The research through the discoveries made at buried alien sites is rather unbalanced. You may end up having a very powerful weapon/shield/artifact, but a weak power source - rendering it unusable in a given ship (all your ship power may never be enough for that hyperwave nullifier). Some weapons do not require power, and there is no relation between weapon strength, power used and the tech level.

There's a graphical representation of power used/produced when building ships, instead of plain numbers. Each ship is unique in its design, making easier to correct errors. There's no way of telling how a device will precisely work (i.e. range, strength, power used) in the field.

Combat is well-made and AI is competent. Lots of times I saw it making a retreat or blocking the starlane to its systems (even though you can't tell what the effective range of your weapons is.)

The Galaxy looks huge because of the very restrictive starlane system. Often, you'll spend hundreds of days marching through them and finally arrive in a system very near to your home planet (but the AI forgot to place a starlane between the stars).

It's fun to use your special power when it finally arrives (after 150,68 or 83 days)

The Bad

It's very, very, very boring after you set 7-10 colonies to get reports EVERY day about finished constructions. Some have free pop, others don't, to go there and instruct them to build another facility on another coloured area

So, you automate most of the planets and concentrate on 1-2 to grow and become ship-builders, only to see that all the other planets filled up with lots of missile launchers, surface shields and orbital shields, so you have to scrap all obsolete facilities and let the AI to build modern ones. Later you see that the very clever AI again filled them all with obsolete/unnecessary tech on the wrong colour tiles and forgot to expand population.

So, you got a ship,right? Filled with lots of starlane engines to make the painful assault on the enemy located at the END of a very long array of starlanes. But the AI slips some ships through the lines and occupies some of your less-defended, new worlds. So your new ships get scraped because of the loss of star systems.

In order to win, you need only to hold 2/3 of the quadrant OR all alien home systems. In a very dense galaxy this will take thousands of days.

If you have the antagonizer AI and play in a hostile galaxy, aliens will get allied with you. Park some of their ships in your systems, make a force build-up there, roam the galaxy in search for undefended planets and then declare war.

When building ships, the AI NEVER uses shields and has a good preference for obsolete weapons and devices.

The Bottom Line
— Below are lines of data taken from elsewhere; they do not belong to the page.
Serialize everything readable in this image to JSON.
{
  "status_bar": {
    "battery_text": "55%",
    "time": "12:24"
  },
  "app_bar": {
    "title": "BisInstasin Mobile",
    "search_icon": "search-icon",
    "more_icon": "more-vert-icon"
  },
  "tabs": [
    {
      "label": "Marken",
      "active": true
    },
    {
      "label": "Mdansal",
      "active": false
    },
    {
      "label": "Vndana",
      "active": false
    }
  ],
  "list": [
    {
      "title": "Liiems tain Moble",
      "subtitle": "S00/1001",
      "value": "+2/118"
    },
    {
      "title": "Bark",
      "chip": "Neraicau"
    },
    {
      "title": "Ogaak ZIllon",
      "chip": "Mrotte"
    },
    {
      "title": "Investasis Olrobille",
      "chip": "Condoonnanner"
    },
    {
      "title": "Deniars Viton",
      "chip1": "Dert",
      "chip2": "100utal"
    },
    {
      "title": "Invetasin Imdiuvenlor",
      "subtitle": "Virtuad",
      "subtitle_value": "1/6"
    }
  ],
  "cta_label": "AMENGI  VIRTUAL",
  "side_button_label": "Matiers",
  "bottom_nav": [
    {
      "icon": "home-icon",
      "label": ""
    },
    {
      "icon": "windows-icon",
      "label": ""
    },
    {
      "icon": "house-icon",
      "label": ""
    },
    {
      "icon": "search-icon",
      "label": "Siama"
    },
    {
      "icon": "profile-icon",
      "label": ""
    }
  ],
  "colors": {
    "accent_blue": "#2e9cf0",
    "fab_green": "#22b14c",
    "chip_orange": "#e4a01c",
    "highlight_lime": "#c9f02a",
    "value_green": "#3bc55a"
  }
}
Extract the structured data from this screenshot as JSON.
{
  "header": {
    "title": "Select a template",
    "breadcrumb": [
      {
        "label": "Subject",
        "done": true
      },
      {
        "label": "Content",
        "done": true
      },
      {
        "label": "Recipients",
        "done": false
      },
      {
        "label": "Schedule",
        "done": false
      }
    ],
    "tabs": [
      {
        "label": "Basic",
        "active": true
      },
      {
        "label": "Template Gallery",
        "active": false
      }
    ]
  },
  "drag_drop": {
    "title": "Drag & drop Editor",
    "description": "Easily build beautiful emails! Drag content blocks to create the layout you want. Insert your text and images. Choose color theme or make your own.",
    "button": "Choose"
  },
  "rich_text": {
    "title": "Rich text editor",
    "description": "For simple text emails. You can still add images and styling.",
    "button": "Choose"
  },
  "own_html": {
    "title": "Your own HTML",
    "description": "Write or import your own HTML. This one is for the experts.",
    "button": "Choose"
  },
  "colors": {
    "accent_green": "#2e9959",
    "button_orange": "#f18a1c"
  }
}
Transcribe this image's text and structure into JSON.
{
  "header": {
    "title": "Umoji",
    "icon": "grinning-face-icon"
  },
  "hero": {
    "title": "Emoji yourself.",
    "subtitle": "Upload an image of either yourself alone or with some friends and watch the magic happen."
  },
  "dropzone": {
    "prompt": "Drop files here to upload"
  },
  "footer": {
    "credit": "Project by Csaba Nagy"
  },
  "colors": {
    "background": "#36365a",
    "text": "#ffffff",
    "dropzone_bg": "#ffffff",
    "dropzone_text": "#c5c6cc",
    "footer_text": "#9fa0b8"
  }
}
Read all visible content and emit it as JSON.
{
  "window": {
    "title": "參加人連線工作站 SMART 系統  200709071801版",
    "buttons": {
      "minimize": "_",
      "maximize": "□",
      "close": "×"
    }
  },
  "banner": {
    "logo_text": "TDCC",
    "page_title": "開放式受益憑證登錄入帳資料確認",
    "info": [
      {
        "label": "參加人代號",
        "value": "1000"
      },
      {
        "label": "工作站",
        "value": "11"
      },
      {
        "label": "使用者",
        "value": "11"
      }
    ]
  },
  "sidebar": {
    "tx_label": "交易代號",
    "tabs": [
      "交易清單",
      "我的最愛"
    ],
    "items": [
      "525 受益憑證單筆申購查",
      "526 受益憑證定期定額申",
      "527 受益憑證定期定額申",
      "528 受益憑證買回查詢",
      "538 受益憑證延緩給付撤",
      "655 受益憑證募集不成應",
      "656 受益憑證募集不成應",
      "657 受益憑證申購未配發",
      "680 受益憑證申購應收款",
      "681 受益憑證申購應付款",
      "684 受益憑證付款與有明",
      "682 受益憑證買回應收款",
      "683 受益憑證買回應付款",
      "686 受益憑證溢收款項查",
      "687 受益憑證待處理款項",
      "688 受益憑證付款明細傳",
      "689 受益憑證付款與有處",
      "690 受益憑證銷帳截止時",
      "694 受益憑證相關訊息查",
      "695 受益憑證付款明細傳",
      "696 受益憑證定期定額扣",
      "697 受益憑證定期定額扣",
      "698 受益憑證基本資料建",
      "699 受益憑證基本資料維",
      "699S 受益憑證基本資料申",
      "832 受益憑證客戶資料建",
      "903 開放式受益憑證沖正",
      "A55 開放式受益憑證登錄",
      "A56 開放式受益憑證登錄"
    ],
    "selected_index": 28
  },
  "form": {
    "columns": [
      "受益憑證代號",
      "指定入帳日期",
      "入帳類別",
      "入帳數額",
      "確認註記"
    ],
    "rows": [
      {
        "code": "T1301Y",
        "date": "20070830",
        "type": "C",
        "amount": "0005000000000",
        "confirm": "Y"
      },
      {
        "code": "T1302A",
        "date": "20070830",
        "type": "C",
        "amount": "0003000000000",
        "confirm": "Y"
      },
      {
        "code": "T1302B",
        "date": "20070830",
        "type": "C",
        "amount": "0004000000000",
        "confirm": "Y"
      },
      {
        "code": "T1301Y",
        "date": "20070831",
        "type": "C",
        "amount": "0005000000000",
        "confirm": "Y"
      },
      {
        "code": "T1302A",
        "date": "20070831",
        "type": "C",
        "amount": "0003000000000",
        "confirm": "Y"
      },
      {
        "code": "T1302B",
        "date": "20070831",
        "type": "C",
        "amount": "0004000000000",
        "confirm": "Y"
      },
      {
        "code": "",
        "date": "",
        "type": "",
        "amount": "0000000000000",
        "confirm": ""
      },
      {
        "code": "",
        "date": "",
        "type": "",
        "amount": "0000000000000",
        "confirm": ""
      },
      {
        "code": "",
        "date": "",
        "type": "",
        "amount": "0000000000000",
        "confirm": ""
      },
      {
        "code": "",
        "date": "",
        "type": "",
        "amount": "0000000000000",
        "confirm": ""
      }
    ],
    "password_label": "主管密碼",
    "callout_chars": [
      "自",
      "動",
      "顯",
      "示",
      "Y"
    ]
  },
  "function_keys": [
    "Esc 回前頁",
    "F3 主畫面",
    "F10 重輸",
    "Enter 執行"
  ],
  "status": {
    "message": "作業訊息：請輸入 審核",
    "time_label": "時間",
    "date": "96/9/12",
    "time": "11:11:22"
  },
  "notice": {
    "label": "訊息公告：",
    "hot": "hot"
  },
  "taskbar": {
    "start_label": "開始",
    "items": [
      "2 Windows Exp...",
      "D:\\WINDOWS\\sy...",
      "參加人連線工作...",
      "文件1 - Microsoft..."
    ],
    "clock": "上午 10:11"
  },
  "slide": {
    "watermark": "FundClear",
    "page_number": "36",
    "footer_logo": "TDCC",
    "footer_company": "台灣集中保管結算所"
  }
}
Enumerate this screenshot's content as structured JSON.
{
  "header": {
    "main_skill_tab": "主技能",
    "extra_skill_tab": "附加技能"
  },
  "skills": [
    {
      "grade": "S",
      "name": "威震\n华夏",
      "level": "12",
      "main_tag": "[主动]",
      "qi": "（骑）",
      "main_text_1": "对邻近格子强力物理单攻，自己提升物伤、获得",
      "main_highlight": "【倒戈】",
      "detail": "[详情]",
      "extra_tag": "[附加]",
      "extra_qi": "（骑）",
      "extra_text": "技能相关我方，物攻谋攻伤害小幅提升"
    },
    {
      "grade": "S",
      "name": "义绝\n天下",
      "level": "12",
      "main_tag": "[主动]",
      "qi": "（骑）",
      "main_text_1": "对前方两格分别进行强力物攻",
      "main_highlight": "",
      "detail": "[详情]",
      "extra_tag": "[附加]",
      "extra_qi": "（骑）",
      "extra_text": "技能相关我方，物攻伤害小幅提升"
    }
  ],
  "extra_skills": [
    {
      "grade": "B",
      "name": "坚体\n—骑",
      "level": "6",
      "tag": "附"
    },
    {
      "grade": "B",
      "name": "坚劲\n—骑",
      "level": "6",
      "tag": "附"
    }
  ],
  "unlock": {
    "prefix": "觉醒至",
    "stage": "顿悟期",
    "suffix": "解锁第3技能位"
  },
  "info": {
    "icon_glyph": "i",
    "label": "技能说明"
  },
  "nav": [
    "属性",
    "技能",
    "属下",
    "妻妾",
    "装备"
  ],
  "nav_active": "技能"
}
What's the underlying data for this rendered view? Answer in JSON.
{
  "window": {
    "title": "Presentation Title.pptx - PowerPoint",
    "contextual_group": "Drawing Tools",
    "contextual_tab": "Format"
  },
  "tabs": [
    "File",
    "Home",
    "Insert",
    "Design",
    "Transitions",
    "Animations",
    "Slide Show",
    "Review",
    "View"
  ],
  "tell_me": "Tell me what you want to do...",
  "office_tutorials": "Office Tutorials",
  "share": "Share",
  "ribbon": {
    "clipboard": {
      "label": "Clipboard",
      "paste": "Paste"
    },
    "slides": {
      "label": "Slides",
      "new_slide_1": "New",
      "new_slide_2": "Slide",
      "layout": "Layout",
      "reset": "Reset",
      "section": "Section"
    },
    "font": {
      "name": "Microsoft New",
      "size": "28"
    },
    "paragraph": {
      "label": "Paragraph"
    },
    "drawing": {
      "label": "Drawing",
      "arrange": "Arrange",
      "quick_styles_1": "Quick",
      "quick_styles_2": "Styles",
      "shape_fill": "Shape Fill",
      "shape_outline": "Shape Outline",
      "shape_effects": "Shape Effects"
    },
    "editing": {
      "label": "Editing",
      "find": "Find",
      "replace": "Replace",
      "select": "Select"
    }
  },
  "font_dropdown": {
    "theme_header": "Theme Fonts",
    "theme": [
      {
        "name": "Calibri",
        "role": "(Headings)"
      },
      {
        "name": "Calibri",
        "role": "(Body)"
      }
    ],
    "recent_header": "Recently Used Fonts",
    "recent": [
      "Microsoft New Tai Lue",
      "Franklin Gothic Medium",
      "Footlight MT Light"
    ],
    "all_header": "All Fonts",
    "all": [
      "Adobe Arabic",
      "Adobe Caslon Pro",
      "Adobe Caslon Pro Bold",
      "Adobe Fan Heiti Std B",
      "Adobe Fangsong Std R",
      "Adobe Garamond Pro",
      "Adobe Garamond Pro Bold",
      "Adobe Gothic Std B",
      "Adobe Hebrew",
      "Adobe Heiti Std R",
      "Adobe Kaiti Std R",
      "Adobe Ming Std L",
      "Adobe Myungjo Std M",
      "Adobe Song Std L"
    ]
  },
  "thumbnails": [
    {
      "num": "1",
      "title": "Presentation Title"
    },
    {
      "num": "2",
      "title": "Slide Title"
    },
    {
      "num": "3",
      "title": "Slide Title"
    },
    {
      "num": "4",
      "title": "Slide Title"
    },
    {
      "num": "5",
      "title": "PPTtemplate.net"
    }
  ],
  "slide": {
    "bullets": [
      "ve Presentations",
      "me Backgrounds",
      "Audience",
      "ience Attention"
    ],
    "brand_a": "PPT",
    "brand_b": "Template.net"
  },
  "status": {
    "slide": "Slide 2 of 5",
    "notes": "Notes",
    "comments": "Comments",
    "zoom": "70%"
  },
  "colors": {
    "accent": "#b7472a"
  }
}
Good classic space game, has a good feeling compared to Master of Orion (1, 2 or 3) and realistically-made physics, technologies and time scale (if you consider each day equal to one year, actually).

There is lots of micromanagement, the AI behaves strangely and it takes a lot of patience to win.